The ongoing search for missing Malaysia Airlines Flight 370, which went missing on March 8, continues on Sunday, as Australian authorities announced that the debris found floating in the Indian Ocean may not be related to the mystery flight.
On Friday, international search teams announced that hundreds of objects had been found off the Australian coast, presumably from the missing Boeing 777. The floating objects, ranging from 6.5 feet to 50 feet in size, were discovered scattered over an area roughly 1,680 miles south-west of the Australian city of Perth.
An extensive search over the weekend was launched to locate and determine the exact source of the objects, But on Saturday night and Sunday morning, the search grew increasingly dismal, as search teams announced that the debris and the flight are not necessarily connected.
"Unfortunately, we didn't find anything of significance out there," flight captain Russell Adams told CNN after returning to Perth.
Air Vice-Marshal Kevin Short, of the Royal New Zealand Air Force, said his country's P-3K2 Orion aircraft had sighted 70 pieces of debris on Saturday, but most weren't of interest to the search.
"Until items are picked up by a ship and assessed by expert investigators, no conclusions as to their origin can be made," he told the Wall Street Journal.
Officials warned earlier in the search that objects spotted in the water may turn out to be flotsam from cargo ships, and that finding anything from the plane could still take a long time.
To make things worse, the plane's pinger is expected to run out of power within the next two weeks, leaving behind an even greater challenge to search an area covering 469,407 square nautical miles and extending more than 13,000 feet deep.
Despite the news, authorities have announced that the search will continue, after expected bad weather off the Australian coast passes in the next day or so. Meanwhile, families are frustrated at what they say are mixed messages about the flight's fate.
Last week, Malaysian ministers announced to grieving families that "all lives were lost" on the missing flight, and stated a determination to find out why the plane, as they said, crashed into the Indian Ocean.
But Chinese and Malaysian families have remained lampooned in their hotels despite the revelation, CNN found, with Malaysia Airlines staff allegedly not allowing Chinese families to leave.
The outcry has intensified as Malaysian officials backtracked somewhat on their claim later in the week, switching from the "plane is lost" theory to assurances that there may be survivors.
"Even hoping against hope, no matter how remote, of course, we are praying and we will continue our search for the possible survivors," said Hishammuddin Hussein, Malaysia's acting transportation minister.
"More than that, I told the families I cannot give them false hope. The best we can do is pray and that we must be sensitive to them that, as long as there is even a remote chance of a survivor, we will pray and do whatever it takes."
The news is the latest in the Malaysia Airlines Flight 370 case, which has been the subject of international attention after it disappeared without a trace earlier this month.
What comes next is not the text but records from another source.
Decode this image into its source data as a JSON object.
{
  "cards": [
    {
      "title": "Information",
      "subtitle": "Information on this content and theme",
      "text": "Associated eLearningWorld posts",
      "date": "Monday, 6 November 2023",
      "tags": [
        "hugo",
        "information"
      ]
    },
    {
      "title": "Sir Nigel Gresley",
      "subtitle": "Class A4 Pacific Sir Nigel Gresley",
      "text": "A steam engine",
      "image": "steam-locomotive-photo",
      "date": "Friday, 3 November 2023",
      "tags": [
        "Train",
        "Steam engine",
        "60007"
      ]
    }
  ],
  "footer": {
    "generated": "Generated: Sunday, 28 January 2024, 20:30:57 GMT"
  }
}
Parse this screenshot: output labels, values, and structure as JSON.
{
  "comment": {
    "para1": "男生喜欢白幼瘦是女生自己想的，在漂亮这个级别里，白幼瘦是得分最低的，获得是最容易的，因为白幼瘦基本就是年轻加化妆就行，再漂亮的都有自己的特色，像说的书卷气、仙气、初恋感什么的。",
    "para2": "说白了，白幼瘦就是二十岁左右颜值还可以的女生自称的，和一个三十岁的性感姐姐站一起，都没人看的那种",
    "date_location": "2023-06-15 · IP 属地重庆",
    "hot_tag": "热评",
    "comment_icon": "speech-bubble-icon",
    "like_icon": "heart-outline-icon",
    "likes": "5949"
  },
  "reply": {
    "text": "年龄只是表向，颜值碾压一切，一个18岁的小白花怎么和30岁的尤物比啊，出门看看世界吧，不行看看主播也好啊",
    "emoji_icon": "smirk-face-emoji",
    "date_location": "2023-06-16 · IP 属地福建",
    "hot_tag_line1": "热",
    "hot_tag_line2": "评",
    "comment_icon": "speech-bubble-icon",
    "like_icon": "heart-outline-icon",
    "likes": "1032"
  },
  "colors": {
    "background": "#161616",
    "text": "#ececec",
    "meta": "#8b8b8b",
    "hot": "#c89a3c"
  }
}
A range of theories as to its fate have emerged – from hijacking to crashing to being diverted for use in a terror attack, possibly against Israel. Later theories have become even wilder, ranging from an onboard fire to a suicide mission.